These charities exist because manufacturers generally cannot provide assistance directly to federal beneficiaries, like Medicare patients, without potentially running afoul of the Anti-Kickback Statute. For over a decade now, the Office of the Inspector General for the Department of Health and Human Services has recognized the existence and the importance of these charities and has acknowledged, in guidance regarding these donations, that drug manufacturers will likely be the primary donors to them. But drug manufacturers who are making these donations or considering making these donations need to be aware of how OIG’s guidance is being interpreted.
There are two primary risk areas that should be top of mind for drug manufacturers:
- The first is in maintaining the requisite independence and separation from the charities. The government has been investigating a conduit theory of liability, meaning that the charity cannot just be a conduit for the manufacturer to get funding directly to its patients. In order to steer clear of the Anti-Kickback Statute, manufacturers need to make sure they follow OIG guidance on the level of permissible interaction and communication between manufacturer donors and charity organizations.
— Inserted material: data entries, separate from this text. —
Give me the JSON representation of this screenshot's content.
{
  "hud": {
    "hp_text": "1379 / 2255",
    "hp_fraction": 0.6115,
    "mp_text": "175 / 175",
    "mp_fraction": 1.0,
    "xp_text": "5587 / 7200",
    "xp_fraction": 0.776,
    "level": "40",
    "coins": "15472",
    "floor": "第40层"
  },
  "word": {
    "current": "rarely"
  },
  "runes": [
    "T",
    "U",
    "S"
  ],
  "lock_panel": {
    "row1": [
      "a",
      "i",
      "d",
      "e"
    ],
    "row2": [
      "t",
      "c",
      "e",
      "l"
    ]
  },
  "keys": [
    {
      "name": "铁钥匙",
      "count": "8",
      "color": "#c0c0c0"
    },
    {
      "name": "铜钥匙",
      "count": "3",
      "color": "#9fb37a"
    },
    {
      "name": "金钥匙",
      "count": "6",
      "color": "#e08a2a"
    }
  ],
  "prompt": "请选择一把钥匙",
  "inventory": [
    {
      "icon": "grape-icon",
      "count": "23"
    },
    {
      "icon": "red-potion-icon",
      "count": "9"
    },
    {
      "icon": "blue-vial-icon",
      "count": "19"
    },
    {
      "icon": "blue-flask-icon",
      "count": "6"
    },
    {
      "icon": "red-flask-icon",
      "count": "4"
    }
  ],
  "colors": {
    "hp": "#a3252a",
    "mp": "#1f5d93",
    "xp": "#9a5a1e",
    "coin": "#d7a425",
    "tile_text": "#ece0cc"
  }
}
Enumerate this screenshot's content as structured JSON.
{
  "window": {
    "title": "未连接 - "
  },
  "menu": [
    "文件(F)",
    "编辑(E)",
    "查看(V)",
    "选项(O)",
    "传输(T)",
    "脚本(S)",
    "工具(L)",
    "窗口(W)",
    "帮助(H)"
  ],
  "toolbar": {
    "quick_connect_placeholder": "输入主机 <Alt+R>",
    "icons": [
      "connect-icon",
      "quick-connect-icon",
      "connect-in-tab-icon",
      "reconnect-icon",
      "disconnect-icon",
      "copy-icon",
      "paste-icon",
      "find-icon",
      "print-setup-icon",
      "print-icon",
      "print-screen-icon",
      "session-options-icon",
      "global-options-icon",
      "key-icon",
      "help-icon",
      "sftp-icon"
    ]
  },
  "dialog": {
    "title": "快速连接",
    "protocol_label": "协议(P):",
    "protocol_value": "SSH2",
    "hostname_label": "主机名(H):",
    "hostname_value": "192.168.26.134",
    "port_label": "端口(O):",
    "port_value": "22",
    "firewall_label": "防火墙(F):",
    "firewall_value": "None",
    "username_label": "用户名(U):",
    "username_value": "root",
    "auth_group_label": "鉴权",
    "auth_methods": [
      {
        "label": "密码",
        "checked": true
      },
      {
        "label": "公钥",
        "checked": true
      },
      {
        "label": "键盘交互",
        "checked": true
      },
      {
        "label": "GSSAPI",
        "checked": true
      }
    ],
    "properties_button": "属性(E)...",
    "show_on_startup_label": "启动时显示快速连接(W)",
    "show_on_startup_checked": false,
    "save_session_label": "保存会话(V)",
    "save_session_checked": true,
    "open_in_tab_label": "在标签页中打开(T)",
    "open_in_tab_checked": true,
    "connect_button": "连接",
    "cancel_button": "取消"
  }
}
- The second risk area relates to data and the use of data. OIG guidance allows manufacturers to receive aggregate, non-patient specific data from charities, but in this world of big data, there are countless other sources of data that could allow a manufacturer inadvertently to run afoul of OIG’s restrictions on what drug manufacturer donors may know about how their money is being used by a charity.
So, for manufacturers, in this enforcement environment, what questions should you be asking?
- First, are you making donations to charitable organizations? And if you are, who's involved in the process? Who is having communications with the charity? Who's having input into the amount of funding that's provided? And, are all of the people involved sufficiently independent and trained on the relevant OIG guidance?
- Second, do you know what your company is getting in exchange for its donation? Does it include data? And if so, what kind of data? Who has access to the data, and how are they using it? And, what data is being used to determine how much to donate and when to donate?
Several recent False Claims Act settlements on this issue have involved Corporate Integrity Agreements, or CIAs, which contain the most recent and updated views from the OIG on the kinds of controls and monitoring that need to be in place to stay within the bounds of their guidance. The bottom line is that it is possible to continue to donate to these charities, which play a very important role in expanding patient access. Just be sure you're asking the right questions, and putting proper training and guardrails in place.